Iveliz R. Crespo, the city Law Department’s diversity officer, says she’s committed to recruiting a diverse workforce at the agency, including adding more LGBT staffers. “One of my goals is to increase the amount of diverse attorneys including LGBT attorneys,” Crespo told PGN.
Crespo, 29, who identifies as a queer woman of color, was hired in September as the agency’s first Director of Professional Development, Diversity and Inclusion. The law department has 332 staffers, including 220 attorneys.
“My main focus is not only to diversify our workforce, but also to ensure that when we bring in these diverse attorneys, they can thrive in this environment. We want to ensure they’re able to succeed and grow professionally,” she said.
Crespo said she’s personally aware of numerous LGBT attorneys at the agency. But she stopped short of estimating how many staffers are LGBT. In August, she hopes to launch an “inclusivity assessment.” The voluntary staff survey will contain questions about the respondent’s LGBT status.
“It’s a way for me to ask questions of our staff — to collect information on their race, sex, sexual orientation, gender identity. Really, it’s just a temperature check to find out what’s going on, what’s going really well and what we can improve on,” she said.
Crespo said responses elicited by the survey will result in a report she’ll provide to upper management at the law department. “I’m going to create a report with all of my findings and provide that to leadership,” she said.
The report will contain recommendations for achieving even more inclusivity at the agency, she said.

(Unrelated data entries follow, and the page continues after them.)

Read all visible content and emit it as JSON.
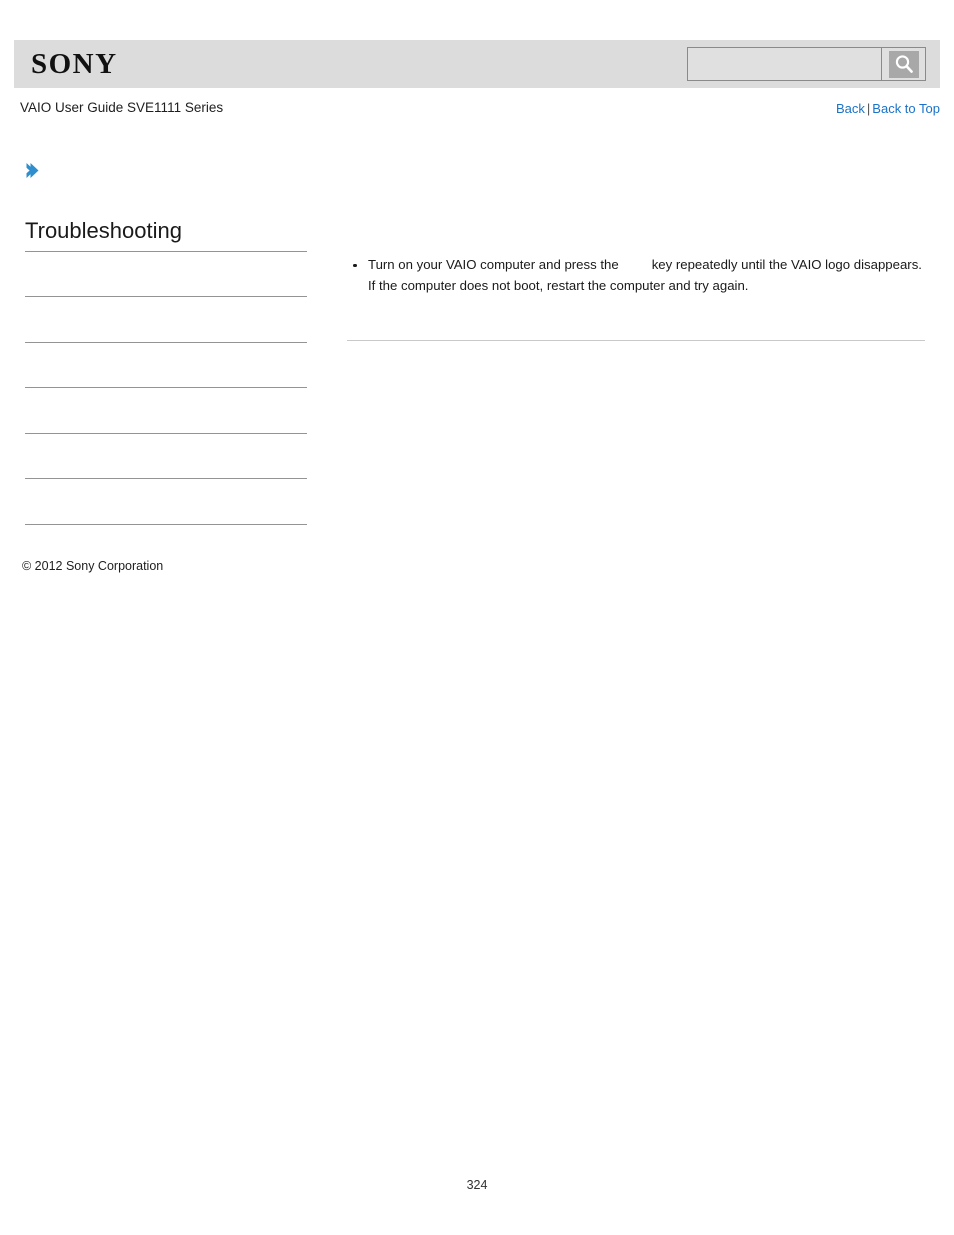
{
  "header": {
    "logo_text": "SONY",
    "search": {
      "value": "",
      "placeholder": "",
      "icon": "search-icon",
      "button_label": ""
    }
  },
  "sub_header": {
    "guide_title": "VAIO User Guide SVE1111 Series",
    "links": {
      "back": "Back",
      "separator": "|",
      "back_to_top": "Back to Top"
    },
    "link_color": "#1a73c8"
  },
  "breadcrumb": {
    "icon": "chevron-right-icon",
    "icon_color": "#2f8fce",
    "text": ""
  },
  "sidebar": {
    "title": "Troubleshooting",
    "items": [
      {
        "label": ""
      },
      {
        "label": ""
      },
      {
        "label": ""
      },
      {
        "label": ""
      },
      {
        "label": ""
      },
      {
        "label": ""
      }
    ]
  },
  "main": {
    "bullets": [
      {
        "text_before_key": "Turn on your VAIO computer and press the",
        "key_image": "",
        "text_after_key": "key repeatedly until the VAIO logo disappears.",
        "extra_line": "If the computer does not boot, restart the computer and try again."
      }
    ]
  },
  "footer": {
    "copyright": "© 2012 Sony Corporation",
    "page_number": "324"
  },
  "colors": {
    "header_bar": "#dcdcdc",
    "page_background": "#ffffff",
    "rule": "#949494",
    "content_rule": "#c9c9c9",
    "link": "#1a73c8",
    "accent_blue": "#2f8fce"
  }
}
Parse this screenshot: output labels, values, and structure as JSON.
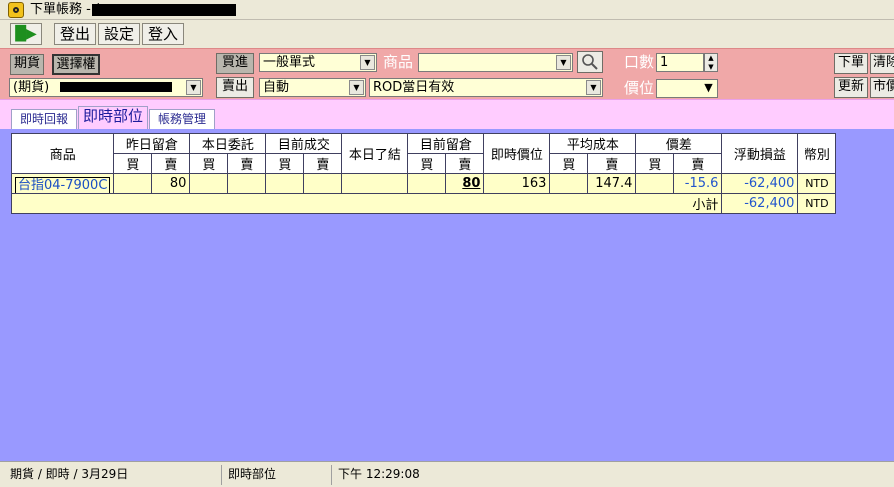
{
  "window": {
    "title": "下單帳務 - ("
  },
  "toolbar": {
    "logout": "登出",
    "settings": "設定",
    "login": "登入"
  },
  "order": {
    "futures_btn": "期貨",
    "options_btn": "選擇權",
    "buy_btn": "買進",
    "sell_btn": "賣出",
    "order_type": "一般單式",
    "price_mode": "自動",
    "validity": "ROD當日有效",
    "account": "(期貨)",
    "product_label": "商品",
    "product_value": "",
    "qty_label": "口數",
    "qty_value": "1",
    "price_label": "價位",
    "place_btn": "下單",
    "clear_btn": "清除",
    "refresh_btn": "更新",
    "market_btn": "市價"
  },
  "tabs": [
    {
      "label": "即時回報"
    },
    {
      "label": "即時部位"
    },
    {
      "label": "帳務管理"
    }
  ],
  "table": {
    "headers": {
      "product": "商品",
      "prev_pos": "昨日留倉",
      "today_order": "本日委託",
      "current_deal": "目前成交",
      "today_closed": "本日了結",
      "current_pos": "目前留倉",
      "last_price": "即時價位",
      "avg_cost": "平均成本",
      "diff": "價差",
      "float_pl": "浮動損益",
      "currency": "幣別",
      "buy": "買",
      "sell": "賣"
    },
    "rows": [
      {
        "product": "台指04-7900C",
        "prev_buy": "",
        "prev_sell": "80",
        "order_buy": "",
        "order_sell": "",
        "deal_buy": "",
        "deal_sell": "",
        "closed": "",
        "pos_buy": "",
        "pos_sell": "80",
        "last_price": "163",
        "cost_buy": "",
        "cost_sell": "147.4",
        "diff_buy": "",
        "diff_sell": "-15.6",
        "float_pl": "-62,400",
        "currency": "NTD"
      }
    ],
    "subtotal": {
      "label": "小計",
      "float_pl": "-62,400",
      "currency": "NTD"
    }
  },
  "status": {
    "left": "期貨 / 即時 /  3月29日",
    "middle": "即時部位",
    "time": "下午 12:29:08"
  }
}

Crespo said she’s working hard to recruit employees from diverse backgrounds, including LGBT employees. For example, she makes sure job descriptions are sent to venues where LGBT applicants are likely, such as LGBT affinity groups and law-student organizations.
Since December, 66 percent of the law department’s new hires identified as people of color and 61 percent identified as women. Crespo said the agency doesn’t collect information about the LGBTQ status of new hires but hopes to do so in the future.
In August, Crespo will speak at Lavender Law’s annual conference, to be held in Philadelphia. “I hope to generate interest in working at the law department,” she said. The three-day conference is hosted by the National LGBT Bar Association and is expected to draw about 500 law students.
“Not only are we recruiting LGBT attorneys but we’re making safe spaces so people can grow and work here longterm. I want to make sure folks view the law department as a space where they can be their full selves,” Crespo said.
The law department also seeks to raise its profile among minority communities. For example, the department encourages its attorneys to take leadership roles in minority-based affinity groups. “We want to be sure we’re being as inclusive as possible in every aspect of everything we do,” Crespo said.
Within the law department, Crespo also ensures that professional-development training includes LGBTQ-related cultural competency workshops. “We’re bringing in diverse hires and we’re also working with people who aren’t necessarily diverse to learn how to effectively be culturally competent lawyers,” she said.
Before joining the Law Department, Crespo worked as a civil litigator for various non-profits. She has fought for migrant farm workers in civil rights, labor trafficking, and employment law matters. Her most recent position at a non-profit was at Mazzoni Center, where she served as a staff attorney.
Crespo said she enjoys her work at the law department very much. “This is probably one of the most affirming places where I’ve worked at. It’s a place where I’m not concerned about being myself, talking openly about being queer. I feel very supported by leadership.”
Crespo hasn’t received any negative feedback about her new position. “Most people have received me very positively,” she concluded. “I haven’t received any negative feedback.”